### PROBLEM:
Reproduce the records without their pictures, keeping every word as it is.

═══ PROVIDED RECORDS

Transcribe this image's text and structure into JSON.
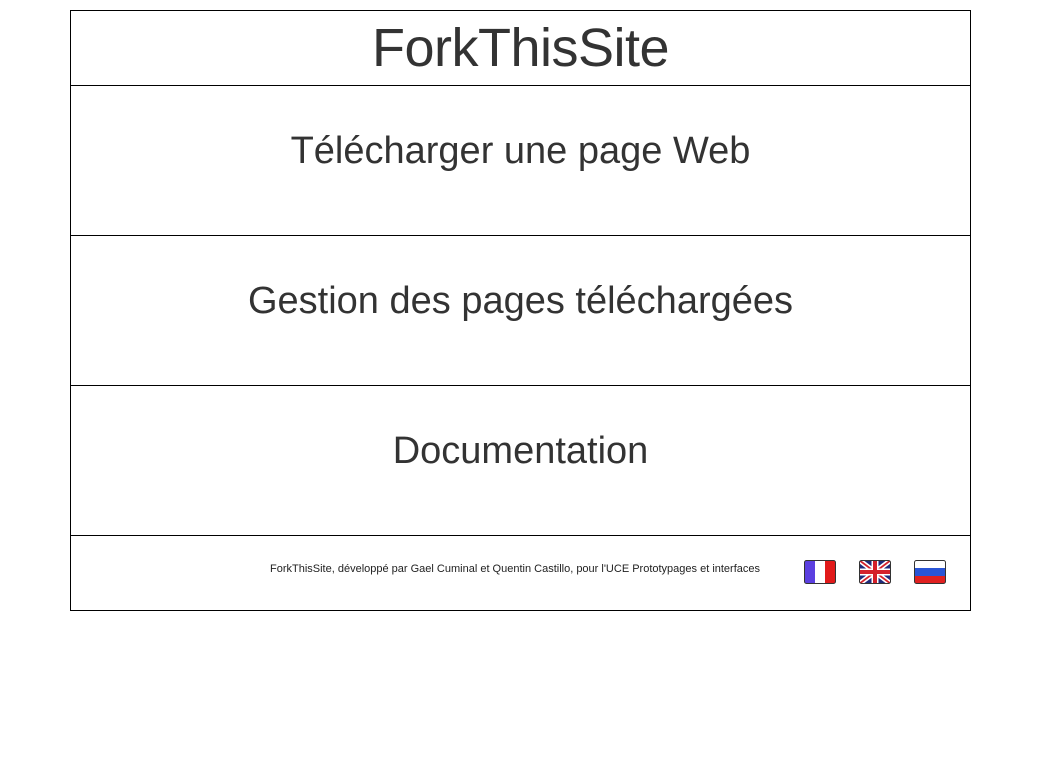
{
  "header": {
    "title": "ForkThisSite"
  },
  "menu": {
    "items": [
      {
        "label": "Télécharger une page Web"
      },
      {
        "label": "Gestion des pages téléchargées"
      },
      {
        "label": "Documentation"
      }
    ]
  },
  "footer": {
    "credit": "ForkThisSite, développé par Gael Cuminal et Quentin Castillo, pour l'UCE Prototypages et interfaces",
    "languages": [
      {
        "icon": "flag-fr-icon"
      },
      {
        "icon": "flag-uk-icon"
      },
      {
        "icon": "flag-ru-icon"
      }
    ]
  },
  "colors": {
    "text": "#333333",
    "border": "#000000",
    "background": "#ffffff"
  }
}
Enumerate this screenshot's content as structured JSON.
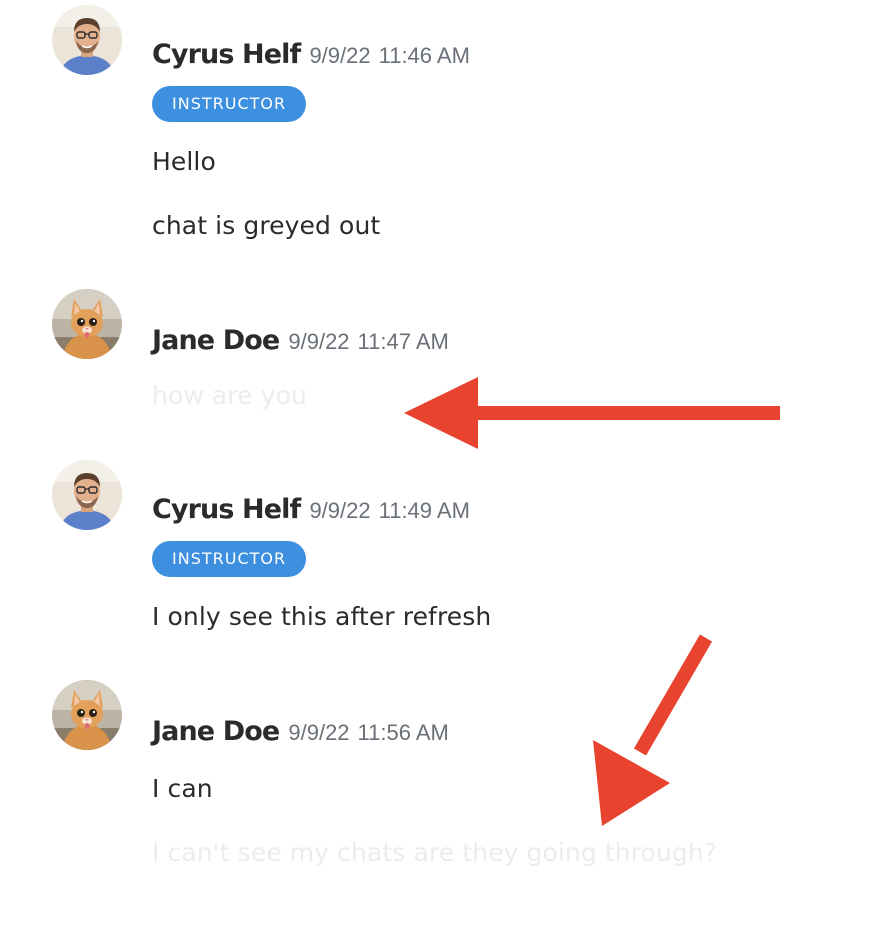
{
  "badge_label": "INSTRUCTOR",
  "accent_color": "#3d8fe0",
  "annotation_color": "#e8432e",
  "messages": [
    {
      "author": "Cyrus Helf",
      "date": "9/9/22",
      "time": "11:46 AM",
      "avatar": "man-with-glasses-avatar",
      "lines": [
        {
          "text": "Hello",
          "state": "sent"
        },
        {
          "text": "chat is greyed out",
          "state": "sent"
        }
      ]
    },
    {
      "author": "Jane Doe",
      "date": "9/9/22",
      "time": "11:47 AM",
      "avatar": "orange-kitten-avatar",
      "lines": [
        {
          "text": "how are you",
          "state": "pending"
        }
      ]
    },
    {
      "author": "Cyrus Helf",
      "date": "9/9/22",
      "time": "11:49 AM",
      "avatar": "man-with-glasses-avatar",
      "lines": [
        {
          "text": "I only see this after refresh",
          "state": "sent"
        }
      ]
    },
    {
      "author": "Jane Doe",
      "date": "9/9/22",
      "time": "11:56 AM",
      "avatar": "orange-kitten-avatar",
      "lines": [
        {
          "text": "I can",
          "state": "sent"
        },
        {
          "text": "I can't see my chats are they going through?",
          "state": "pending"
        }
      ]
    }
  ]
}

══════

### WRITTEN ANSWER:
Transcribe this image's text and structure into JSON.
{
  "header": {
    "title": "ForkThisSite"
  },
  "menu": {
    "items": [
      {
        "label": "Télécharger une page Web"
      },
      {
        "label": "Gestion des pages téléchargées"
      },
      {
        "label": "Documentation"
      }
    ]
  },
  "footer": {
    "credit": "ForkThisSite, développé par Gael Cuminal et Quentin Castillo, pour l'UCE Prototypages et interfaces",
    "languages": [
      {
        "icon": "flag-fr-icon"
      },
      {
        "icon": "flag-uk-icon"
      },
      {
        "icon": "flag-ru-icon"
      }
    ]
  },
  "colors": {
    "text": "#333333",
    "border": "#000000",
    "background": "#ffffff"
  }
}
Enumerate this screenshot's content as structured JSON.
{
  "badge_label": "INSTRUCTOR",
  "accent_color": "#3d8fe0",
  "annotation_color": "#e8432e",
  "messages": [
    {
      "author": "Cyrus Helf",
      "date": "9/9/22",
      "time": "11:46 AM",
      "avatar": "man-with-glasses-avatar",
      "lines": [
        {
          "text": "Hello",
          "state": "sent"
        },
        {
          "text": "chat is greyed out",
          "state": "sent"
        }
      ]
    },
    {
      "author": "Jane Doe",
      "date": "9/9/22",
      "time": "11:47 AM",
      "avatar": "orange-kitten-avatar",
      "lines": [
        {
          "text": "how are you",
          "state": "pending"
        }
      ]
    },
    {
      "author": "Cyrus Helf",
      "date": "9/9/22",
      "time": "11:49 AM",
      "avatar": "man-with-glasses-avatar",
      "lines": [
        {
          "text": "I only see this after refresh",
          "state": "sent"
        }
      ]
    },
    {
      "author": "Jane Doe",
      "date": "9/9/22",
      "time": "11:56 AM",
      "avatar": "orange-kitten-avatar",
      "lines": [
        {
          "text": "I can",
          "state": "sent"
        },
        {
          "text": "I can't see my chats are they going through?",
          "state": "pending"
        }
      ]
    }
  ]
}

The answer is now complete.